Stored items
■ ■ ■ ■

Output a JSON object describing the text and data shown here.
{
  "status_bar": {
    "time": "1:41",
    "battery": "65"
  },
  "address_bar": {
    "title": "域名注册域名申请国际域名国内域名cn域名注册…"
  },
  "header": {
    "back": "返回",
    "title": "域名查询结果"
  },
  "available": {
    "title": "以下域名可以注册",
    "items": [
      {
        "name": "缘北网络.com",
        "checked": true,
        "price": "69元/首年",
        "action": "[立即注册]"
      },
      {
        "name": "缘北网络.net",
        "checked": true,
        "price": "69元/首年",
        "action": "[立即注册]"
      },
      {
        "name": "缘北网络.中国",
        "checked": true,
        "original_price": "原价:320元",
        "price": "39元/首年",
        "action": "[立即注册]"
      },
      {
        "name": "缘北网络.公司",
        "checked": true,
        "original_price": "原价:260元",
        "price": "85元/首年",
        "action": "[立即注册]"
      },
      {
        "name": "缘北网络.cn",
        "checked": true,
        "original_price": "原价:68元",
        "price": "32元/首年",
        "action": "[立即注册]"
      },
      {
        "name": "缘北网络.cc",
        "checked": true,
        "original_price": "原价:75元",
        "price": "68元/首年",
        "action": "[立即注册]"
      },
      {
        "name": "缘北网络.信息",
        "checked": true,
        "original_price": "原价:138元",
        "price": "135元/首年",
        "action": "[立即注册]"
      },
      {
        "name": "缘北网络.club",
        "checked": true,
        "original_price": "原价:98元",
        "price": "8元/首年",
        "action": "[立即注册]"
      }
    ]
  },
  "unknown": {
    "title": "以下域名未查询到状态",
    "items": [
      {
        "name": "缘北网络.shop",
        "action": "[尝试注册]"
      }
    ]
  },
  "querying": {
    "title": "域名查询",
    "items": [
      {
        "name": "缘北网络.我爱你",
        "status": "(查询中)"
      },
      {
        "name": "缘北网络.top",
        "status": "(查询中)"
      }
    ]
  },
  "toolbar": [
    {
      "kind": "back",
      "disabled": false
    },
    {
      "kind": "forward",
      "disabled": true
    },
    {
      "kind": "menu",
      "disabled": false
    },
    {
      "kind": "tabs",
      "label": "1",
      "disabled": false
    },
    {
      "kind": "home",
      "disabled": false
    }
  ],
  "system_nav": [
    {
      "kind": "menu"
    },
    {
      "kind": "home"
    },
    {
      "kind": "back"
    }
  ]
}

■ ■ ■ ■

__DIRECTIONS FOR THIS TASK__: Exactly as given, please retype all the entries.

__OUTPUT FOR THIS EXERCISE__:
Output a JSON object describing the text and data shown here.
{
  "status_bar": {
    "time": "1:41",
    "battery": "65"
  },
  "address_bar": {
    "title": "域名注册域名申请国际域名国内域名cn域名注册…"
  },
  "header": {
    "back": "返回",
    "title": "域名查询结果"
  },
  "available": {
    "title": "以下域名可以注册",
    "items": [
      {
        "name": "缘北网络.com",
        "checked": true,
        "price": "69元/首年",
        "action": "[立即注册]"
      },
      {
        "name": "缘北网络.net",
        "checked": true,
        "price": "69元/首年",
        "action": "[立即注册]"
      },
      {
        "name": "缘北网络.中国",
        "checked": true,
        "original_price": "原价:320元",
        "price": "39元/首年",
        "action": "[立即注册]"
      },
      {
        "name": "缘北网络.公司",
        "checked": true,
        "original_price": "原价:260元",
        "price": "85元/首年",
        "action": "[立即注册]"
      },
      {
        "name": "缘北网络.cn",
        "checked": true,
        "original_price": "原价:68元",
        "price": "32元/首年",
        "action": "[立即注册]"
      },
      {
        "name": "缘北网络.cc",
        "checked": true,
        "original_price": "原价:75元",
        "price": "68元/首年",
        "action": "[立即注册]"
      },
      {
        "name": "缘北网络.信息",
        "checked": true,
        "original_price": "原价:138元",
        "price": "135元/首年",
        "action": "[立即注册]"
      },
      {
        "name": "缘北网络.club",
        "checked": true,
        "original_price": "原价:98元",
        "price": "8元/首年",
        "action": "[立即注册]"
      }
    ]
  },
  "unknown": {
    "title": "以下域名未查询到状态",
    "items": [
      {
        "name": "缘北网络.shop",
        "action": "[尝试注册]"
      }
    ]
  },
  "querying": {
    "title": "域名查询",
    "items": [
      {
        "name": "缘北网络.我爱你",
        "status": "(查询中)"
      },
      {
        "name": "缘北网络.top",
        "status": "(查询中)"
      }
    ]
  },
  "toolbar": [
    {
      "kind": "back",
      "disabled": false
    },
    {
      "kind": "forward",
      "disabled": true
    },
    {
      "kind": "menu",
      "disabled": false
    },
    {
      "kind": "tabs",
      "label": "1",
      "disabled": false
    },
    {
      "kind": "home",
      "disabled": false
    }
  ],
  "system_nav": [
    {
      "kind": "menu"
    },
    {
      "kind": "home"
    },
    {
      "kind": "back"
    }
  ]
}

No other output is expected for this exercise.